anything beyond mere disagreement with the magistrate's
findings in support of their request. Indeed, the Motion is
nothing more than a rehashing of an argument previously made
by Defendants.” R. 45.
Court agrees. In their motion, Defendants continue to argue
that LHTE should pay for the liquidator. They contend that as
the plaintiff who filed this lawsuit, LHTE will ultimately be
required to amend its complaint to add Conn Energy as a
plaintiff or defendant and therefore should also be required
to appoint and pay all expenses of retaining a liquidator.
Citing six (6) cases,  they state that the jurisprudence is
“well settled” that LHTE should select and cover
all costs and expenses of a liquidator in this case. The
Court has reviewed each of the cases cited by Defendants.
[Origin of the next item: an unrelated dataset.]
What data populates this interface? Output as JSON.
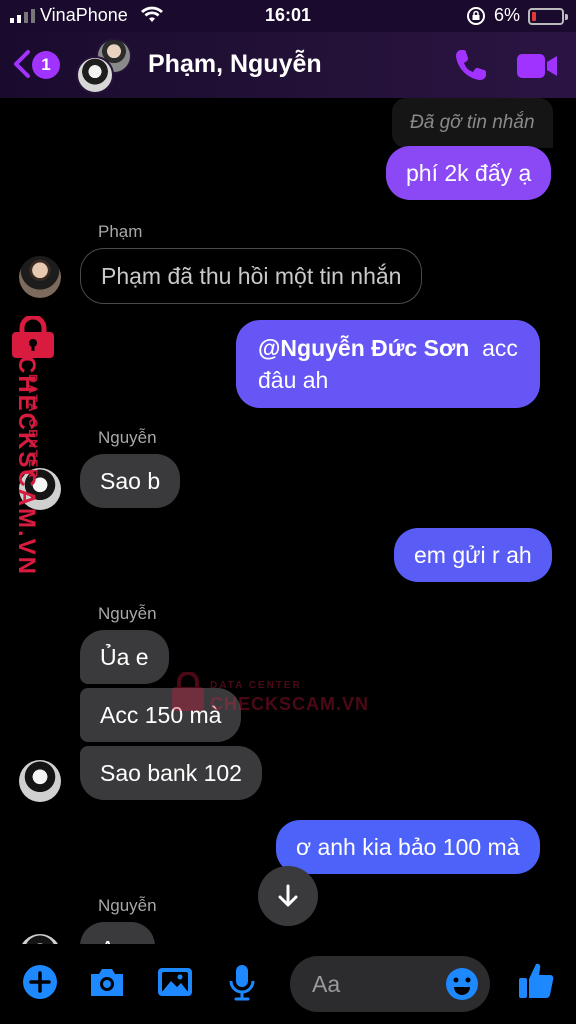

While each case orders that the plaintiff amend its complaint
to join the necessary party, there is nothing in the cases
even mentioning the appointment of a receiver or liquidator,
much less the payment of a receiver or liquidator. Moreover,
the Court finds that if, in a case such as this one, the
statute is interpreted as Defendants argue─that the
plaintiff who filed the lawsuit and must amend the complaint
to add the necessary party must also pay for the
liquidator─then the plaintiff will always be
required to pay for the liquidator as only the
plaintiff can amend its complaint and add the party requiring
a liquidator. Such an interpretation would render the statute
meaningless. See McLane S., Inc. v. Bridges, 84
So.3d 479, 483 (La. 1/24/12) (Courts should give effect to
all parts of a statute and, if possible, should not give a
statute an interpretation that makes any part superfluous or
IT IS ORDERED that Defendants, HHE Energy
Co. and XH, LLC's and Wagner Oil Company's Objections
To, And Motion For Reconsideration Of The Magistrate
Judge's Ruling On Defendants' Motion To Compel
Joinder [Rec. Doc. 38] is DENIED
IS FURTHER ORDERED that Plaintiff, LHTE's,
Motion To Strike is DENIED AS MOOT
THUS DONE AND SIGNED.
 The Court further notes that this
lawsuit was filed because of the breach and/or failure of a
suspensive condition in Defendants/Assignors' contract of
assignment with LHTE and Conn Energy. Also, Conn Energy was
found to be a feasible party based on
Defendants/Assignors' argument that ...